#### [Assignment]
Retype all the records below exactly as they are, with no image carried over.

═══ Supplied material ═══

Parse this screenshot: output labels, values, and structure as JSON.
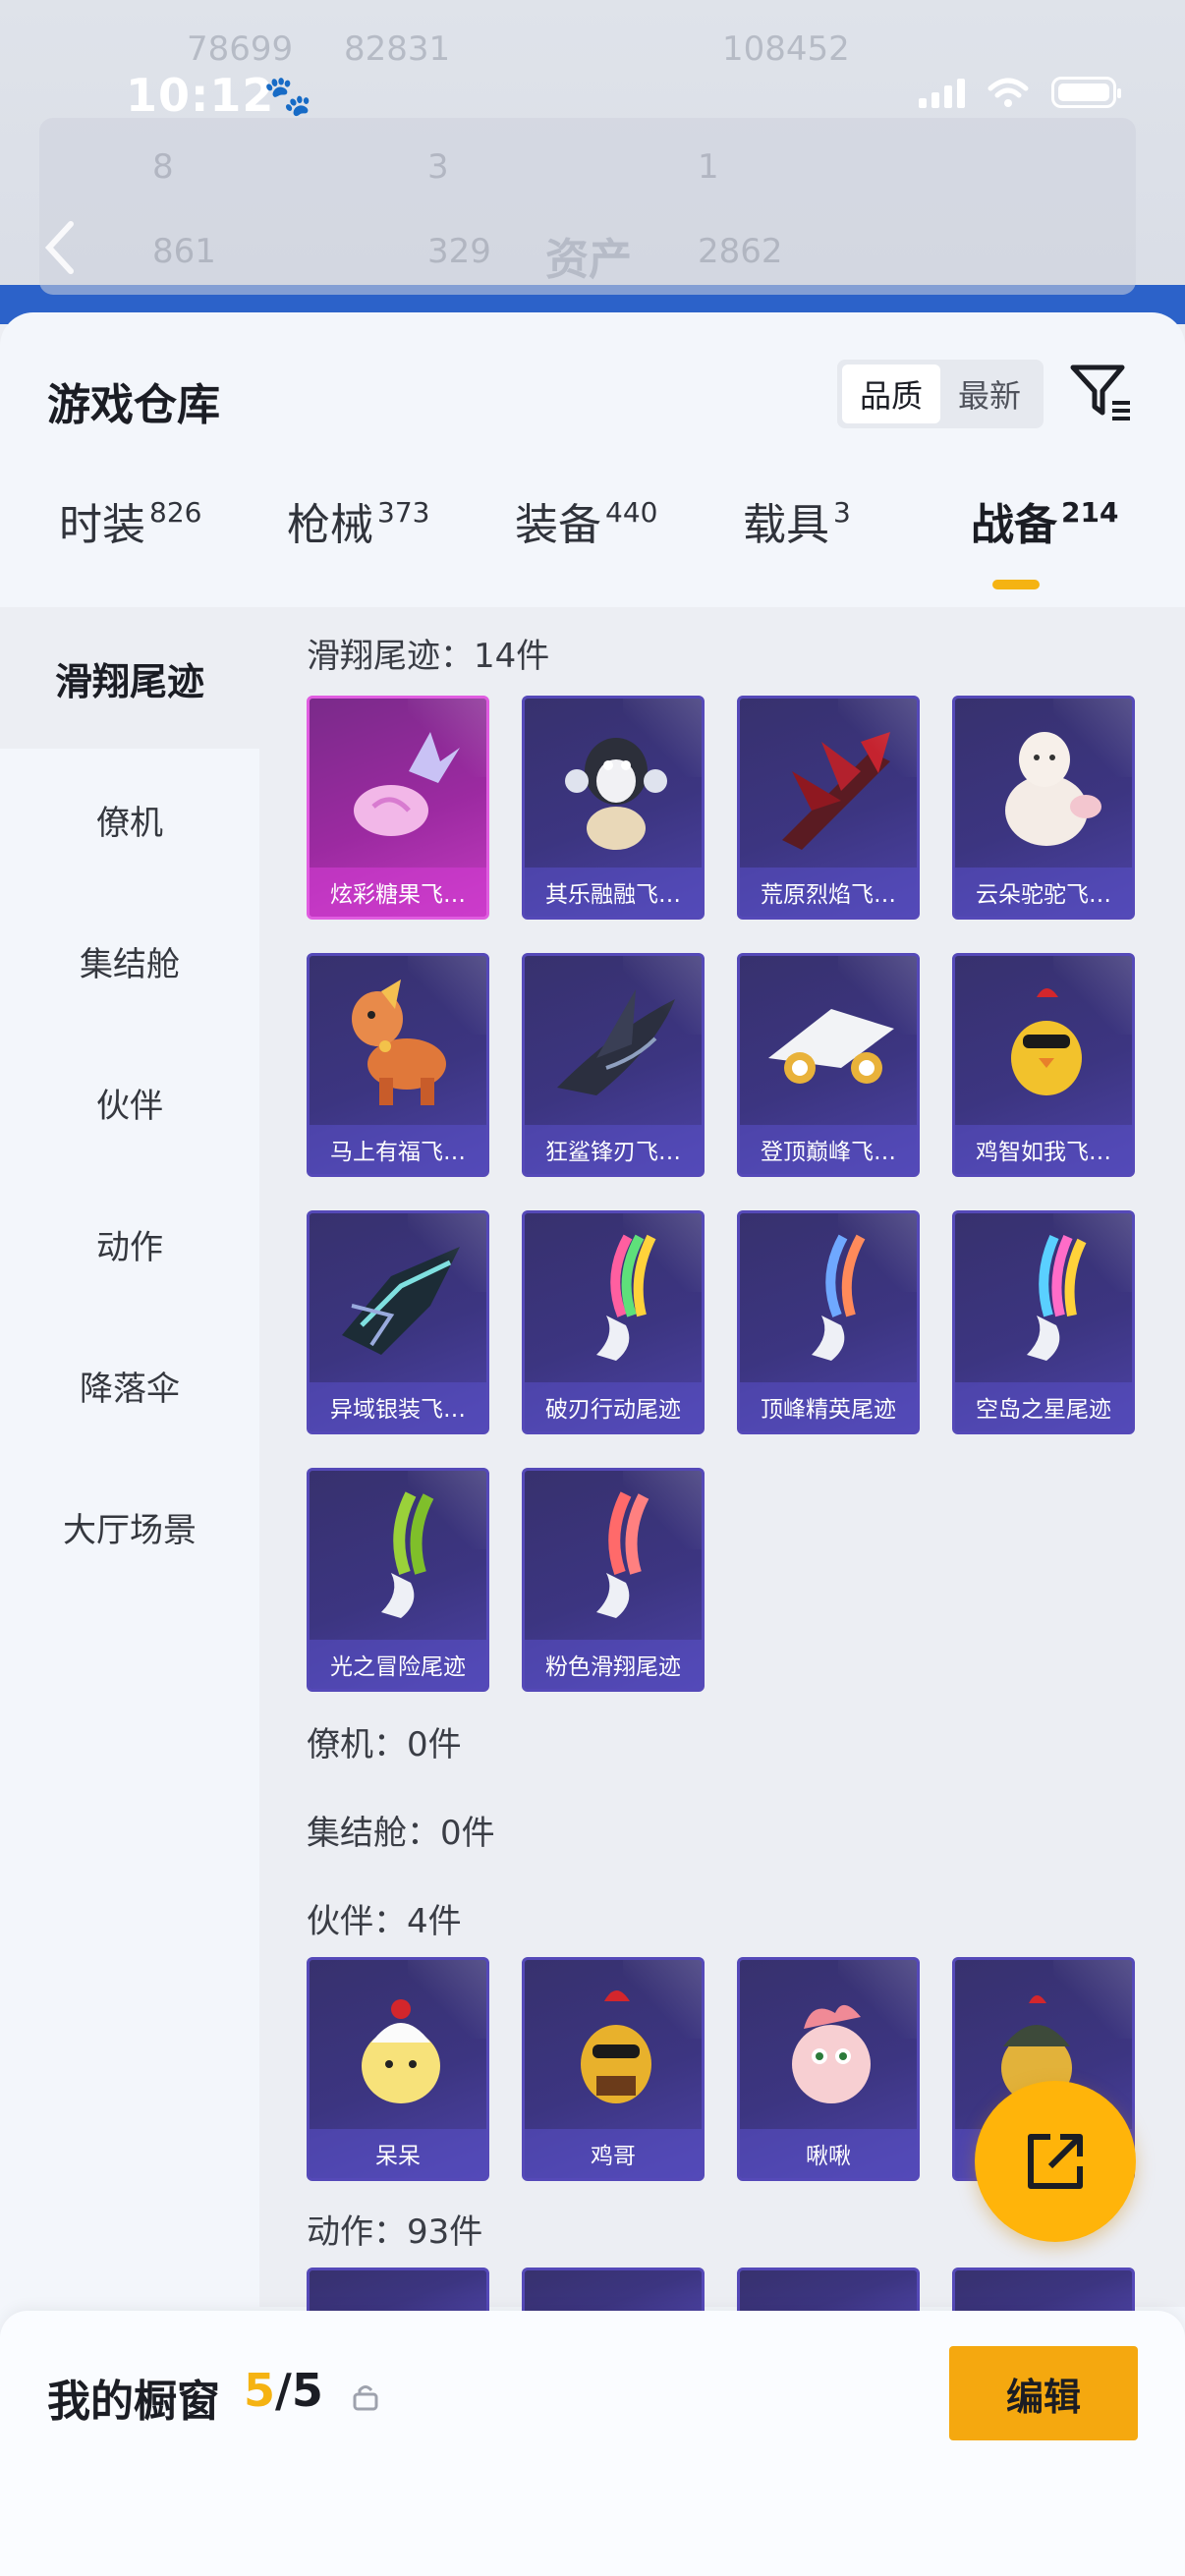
{
  "status_bar": {
    "time": "10:12",
    "paw": "🐾"
  },
  "background": {
    "title": "资产",
    "faint_values": [
      "78699",
      "82831",
      "108452",
      "8",
      "3",
      "1",
      "861",
      "329",
      "2862"
    ]
  },
  "sheet": {
    "title": "游戏仓库",
    "sort": {
      "quality": "品质",
      "latest": "最新"
    }
  },
  "tabs": [
    {
      "label": "时装",
      "count": "826"
    },
    {
      "label": "枪械",
      "count": "373"
    },
    {
      "label": "装备",
      "count": "440"
    },
    {
      "label": "载具",
      "count": "3"
    },
    {
      "label": "战备",
      "count": "214"
    }
  ],
  "sidebar": [
    "滑翔尾迹",
    "僚机",
    "集结舱",
    "伙伴",
    "动作",
    "降落伞",
    "大厅场景"
  ],
  "sections": {
    "glide": {
      "label": "滑翔尾迹：14件"
    },
    "wingman": {
      "label": "僚机：0件"
    },
    "pod": {
      "label": "集结舱：0件"
    },
    "partner": {
      "label": "伙伴：4件"
    },
    "emote": {
      "label": "动作：93件"
    }
  },
  "glide_items": [
    "炫彩糖果飞…",
    "其乐融融飞…",
    "荒原烈焰飞…",
    "云朵驼驼飞…",
    "马上有福飞…",
    "狂鲨锋刃飞…",
    "登顶巅峰飞…",
    "鸡智如我飞…",
    "异域银装飞…",
    "破刃行动尾迹",
    "顶峰精英尾迹",
    "空岛之星尾迹",
    "光之冒险尾迹",
    "粉色滑翔尾迹"
  ],
  "partner_items": [
    "呆呆",
    "鸡哥",
    "啾啾",
    ""
  ],
  "showcase": {
    "label": "我的橱窗",
    "current": "5",
    "sep": "/",
    "total": "5"
  },
  "edit_label": "编辑",
  "colors": {
    "accent": "#f5b312",
    "card": "#3c3581",
    "rare_card": "#c33bc0"
  }
}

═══

#### [Response below]
Parse this screenshot: output labels, values, and structure as JSON.
{
  "status_bar": {
    "time": "10:12",
    "paw": "🐾"
  },
  "background": {
    "title": "资产",
    "faint_values": [
      "78699",
      "82831",
      "108452",
      "8",
      "3",
      "1",
      "861",
      "329",
      "2862"
    ]
  },
  "sheet": {
    "title": "游戏仓库",
    "sort": {
      "quality": "品质",
      "latest": "最新"
    }
  },
  "tabs": [
    {
      "label": "时装",
      "count": "826"
    },
    {
      "label": "枪械",
      "count": "373"
    },
    {
      "label": "装备",
      "count": "440"
    },
    {
      "label": "载具",
      "count": "3"
    },
    {
      "label": "战备",
      "count": "214"
    }
  ],
  "sidebar": [
    "滑翔尾迹",
    "僚机",
    "集结舱",
    "伙伴",
    "动作",
    "降落伞",
    "大厅场景"
  ],
  "sections": {
    "glide": {
      "label": "滑翔尾迹：14件"
    },
    "wingman": {
      "label": "僚机：0件"
    },
    "pod": {
      "label": "集结舱：0件"
    },
    "partner": {
      "label": "伙伴：4件"
    },
    "emote": {
      "label": "动作：93件"
    }
  },
  "glide_items": [
    "炫彩糖果飞…",
    "其乐融融飞…",
    "荒原烈焰飞…",
    "云朵驼驼飞…",
    "马上有福飞…",
    "狂鲨锋刃飞…",
    "登顶巅峰飞…",
    "鸡智如我飞…",
    "异域银装飞…",
    "破刃行动尾迹",
    "顶峰精英尾迹",
    "空岛之星尾迹",
    "光之冒险尾迹",
    "粉色滑翔尾迹"
  ],
  "partner_items": [
    "呆呆",
    "鸡哥",
    "啾啾",
    ""
  ],
  "showcase": {
    "label": "我的橱窗",
    "current": "5",
    "sep": "/",
    "total": "5"
  },
  "edit_label": "编辑",
  "colors": {
    "accent": "#f5b312",
    "card": "#3c3581",
    "rare_card": "#c33bc0"
  }
}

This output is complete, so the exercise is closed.